Posted on May 17, 2021 View all Gospel Reflection
As the Easter season begins to draw to a close, the Risen Christ ends His time appearing among His Apostles and dis-ciples, and returns to His Father in a final moment of glory. This feast, in presenting to us Christ’s return, body and soul, into heaven, can seem like a strange one to us, or at least a moment the practical effects of which are not immediately clear. Christ rises to heaven on the clouds. Now what? What does that mean for me? How does that change the way I go to work or interact with my family? The Ascension can seem, for lack of a better word, like a mythical event attached to the end of the Lord’s life, like an appropriately supernatural end to a supernatural life.
Yet the Ascension does in fact mean something of the greatest importance for us, here and now, because by Baptism, we are joined to Christ as members of His body, and branches in the vine.
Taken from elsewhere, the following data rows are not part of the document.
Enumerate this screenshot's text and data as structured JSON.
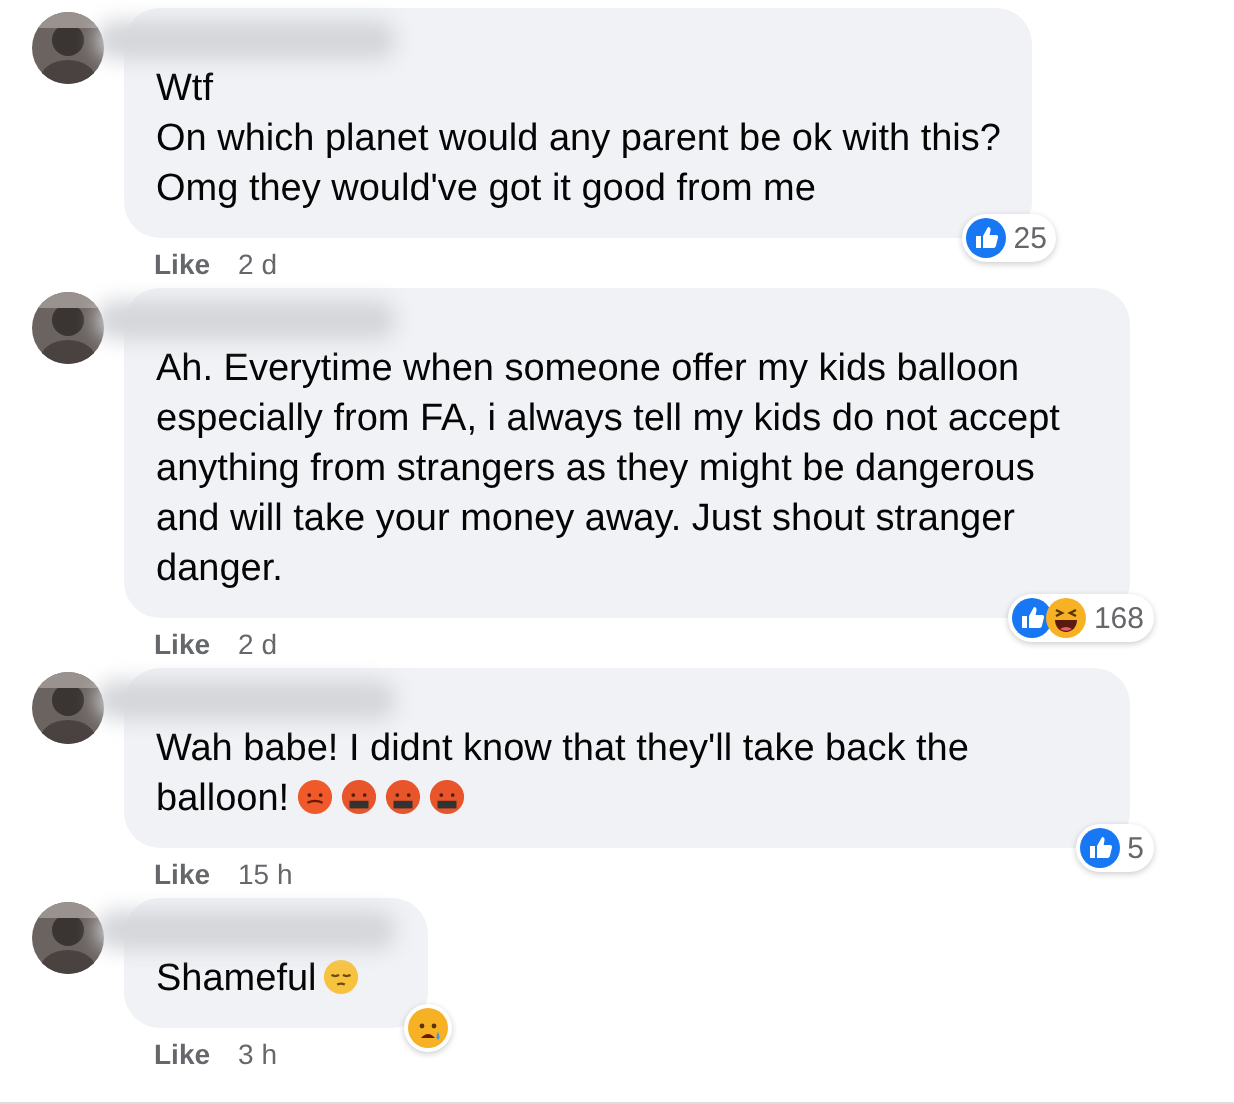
{
  "comments": [
    {
      "paragraphs": [
        "Wtf",
        "On which planet would any parent be ok with this?",
        "Omg they would've got it good from me"
      ],
      "reactions": [
        {
          "kind": "like"
        }
      ],
      "reaction_count": "25",
      "like_label": "Like",
      "time": "2 d"
    },
    {
      "paragraphs": [
        "Ah. Everytime when someone offer my kids balloon especially from FA, i always tell my kids do not accept anything from strangers as they might be dangerous and will take your money away. Just shout stranger danger."
      ],
      "reactions": [
        {
          "kind": "like"
        },
        {
          "kind": "haha"
        }
      ],
      "reaction_count": "168",
      "like_label": "Like",
      "time": "2 d"
    },
    {
      "paragraphs": [
        "Wah babe! I didnt know that they'll take back the balloon!"
      ],
      "emojis": [
        {
          "kind": "angry"
        },
        {
          "kind": "cursing"
        },
        {
          "kind": "cursing"
        },
        {
          "kind": "cursing"
        }
      ],
      "reactions": [
        {
          "kind": "like"
        }
      ],
      "reaction_count": "5",
      "like_label": "Like",
      "time": "15 h"
    },
    {
      "paragraphs": [
        "Shameful"
      ],
      "emojis": [
        {
          "kind": "pensive"
        }
      ],
      "reactions": [
        {
          "kind": "sad"
        }
      ],
      "like_label": "Like",
      "time": "3 h"
    }
  ]
}
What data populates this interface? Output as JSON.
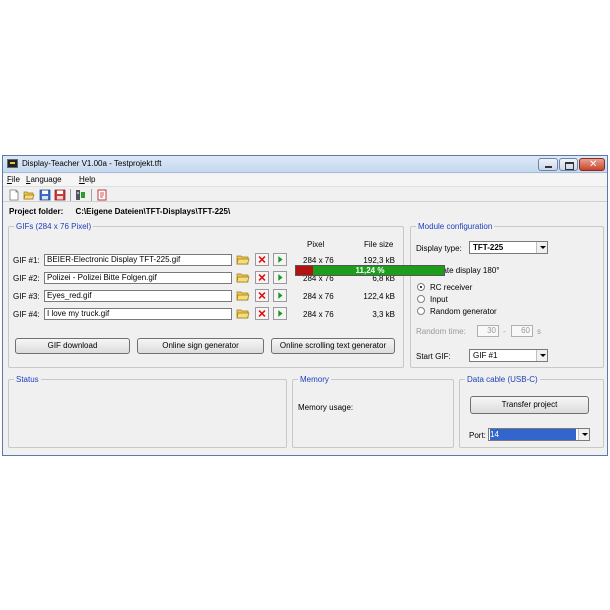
{
  "window": {
    "title": "Display-Teacher V1.00a - Testprojekt.tft"
  },
  "menu": [
    "File",
    "Language",
    "Help"
  ],
  "toolbar": {
    "icons": [
      "new-file-icon",
      "open-folder-icon",
      "save-icon",
      "save-as-icon",
      "settings-icon",
      "help-book-icon"
    ]
  },
  "project": {
    "label": "Project folder:",
    "path": "C:\\Eigene Dateien\\TFT-Displays\\TFT-225\\"
  },
  "gifs": {
    "legend": "GIFs (284 x 76 Pixel)",
    "col_pixel": "Pixel",
    "col_filesize": "File size",
    "rows": [
      {
        "label": "GIF #1:",
        "file": "BEIER-Electronic Display TFT-225.gif",
        "pixel": "284 x 76",
        "size": "192,3 kB"
      },
      {
        "label": "GIF #2:",
        "file": "Polizei - Polizei Bitte Folgen.gif",
        "pixel": "284 x 76",
        "size": "6,8 kB"
      },
      {
        "label": "GIF #3:",
        "file": "Eyes_red.gif",
        "pixel": "284 x 76",
        "size": "122,4 kB"
      },
      {
        "label": "GIF #4:",
        "file": "I love my truck.gif",
        "pixel": "284 x 76",
        "size": "3,3 kB"
      }
    ],
    "btn_download": "GIF download",
    "btn_sign": "Online sign generator",
    "btn_scroll": "Online scrolling text generator"
  },
  "module": {
    "legend": "Module configuration",
    "display_type_label": "Display type:",
    "display_type_value": "TFT-225",
    "rotate_label": "Rotate display 180°",
    "radio_rc": "RC receiver",
    "radio_input": "Input",
    "radio_random": "Random generator",
    "random_time_label": "Random time:",
    "random_from": "30",
    "random_dash": "-",
    "random_to": "60",
    "random_unit": "s",
    "start_gif_label": "Start GIF:",
    "start_gif_value": "GIF #1"
  },
  "status": {
    "legend": "Status"
  },
  "memory": {
    "legend": "Memory",
    "usage_label": "Memory usage:",
    "percent_text": "11,24 %",
    "percent_value": 11.24
  },
  "datacable": {
    "legend": "Data cable (USB-C)",
    "btn_transfer": "Transfer project",
    "port_label": "Port:",
    "port_value": "14"
  },
  "colors": {
    "legend_blue": "#1c3fbd",
    "memory_used": "#b31212",
    "memory_free": "#1c9e1c",
    "port_highlight": "#3366cc"
  }
}
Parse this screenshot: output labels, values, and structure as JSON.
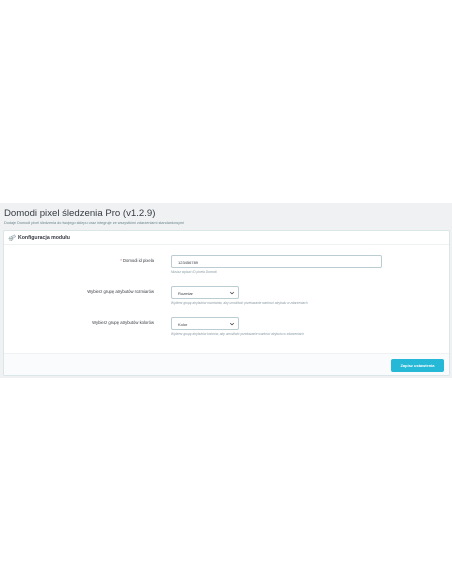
{
  "page": {
    "title": "Domodi pixel śledzenia Pro (v1.2.9)",
    "subtitle": "Dodaje Domodi pixel śledzenia do twojego sklepu oraz integruje ze wszystkimi zdarzeniami standardowymi"
  },
  "panel": {
    "heading": "Konfiguracja modułu",
    "heading_icon": "gear-icon",
    "fields": {
      "pixel_id": {
        "required_mark": "*",
        "label": "Domodi id pixela",
        "value": "123456789",
        "help": "Musisz wpisać ID pixela Domodi"
      },
      "size_group": {
        "label": "Wybierz grupę atrybutów rozmiarów",
        "selected": "Rozmiar",
        "help": "Wybierz grupę atrybutów rozmiarów, aby umożliwić przekazanie wartości atrybutu w zdarzeniach"
      },
      "color_group": {
        "label": "Wybierz grupę atrybutów kolorów",
        "selected": "Kolor",
        "help": "Wybierz grupę atrybutów kolorów, aby umożliwić przekazanie wartości atrybutu w zdarzeniach"
      }
    },
    "save_label": "Zapisz ustawienia"
  },
  "colors": {
    "accent": "#25b9d7",
    "band_background": "#eff1f2",
    "required": "#c05c67"
  }
}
If Christ is our head, and we are His members, then when He ascends into heaven to sit now in the glory of God the Father, and rest from all His labors, we ascend with Him! The head of the body in which we are members is already in heaven, which means that we have also begun to live there already! Though we, as the members of the body may still leave here on earth, below the clouds, contending with the foul weather and shadows of this world, the head of the body has emerged into the unobscured sunlight above, and takes in the warmth of heaven’s unending day.
This means, that the same joys of heaven are also accessible to us here on earth, so long as we remain close to Christ. We live as citizens of heaven, not just at some hoped-for point in the future, but also now, by participation in Jesus. This means that we do not have to live our earthly lives entirely focused on the tasks or crises directly in front of us, but with our hearts already in glory and at peace. Our lives on earth are only the prelude to the eternal life already begun in us through Baptism and the other Sacraments. This truth can bring peace, courage, patience, and forbearance into our jobs, our homes, our families, and our interior lives, no matter what else is going on, and it is worth going through anything, no matter how de-manding, to receive the Sacraments well and share that celestial security.
For this reason, we should not be surprised to find that Jesus takes this moment, as He inaugurates the heavenly life for all of those joined to Him, to give the command: “go and make disciples of all nations, baptizing them in the name of the Father, and of the Son, and of the Holy Spirit.” It is this Sacrament of Baptism that gives us access to the glory the Risen Christ now experiences not just in His divinity, but in His human nature as well. He wishes to bring every single soul that has ever lived into this glorious peace along with Him, and so He wishes to Baptize every person on the face of the Earth, joining them to Himself. While the decision is left up to each individual whether to accept this invitation or not, the Lord’s invitation, expressed in His last joyful command, urges us to at least do what we can to make sure that each soul has at least received that invitation, beginning with our own. Opening our hearts to the life of heaven that Christ offers us, by drawing near to the Sacraments of His Body the Church, not only does honor to God’s will for our lives, but gives joy to the King of Heaven, who only wishes to give us His glorious inheritance as our own.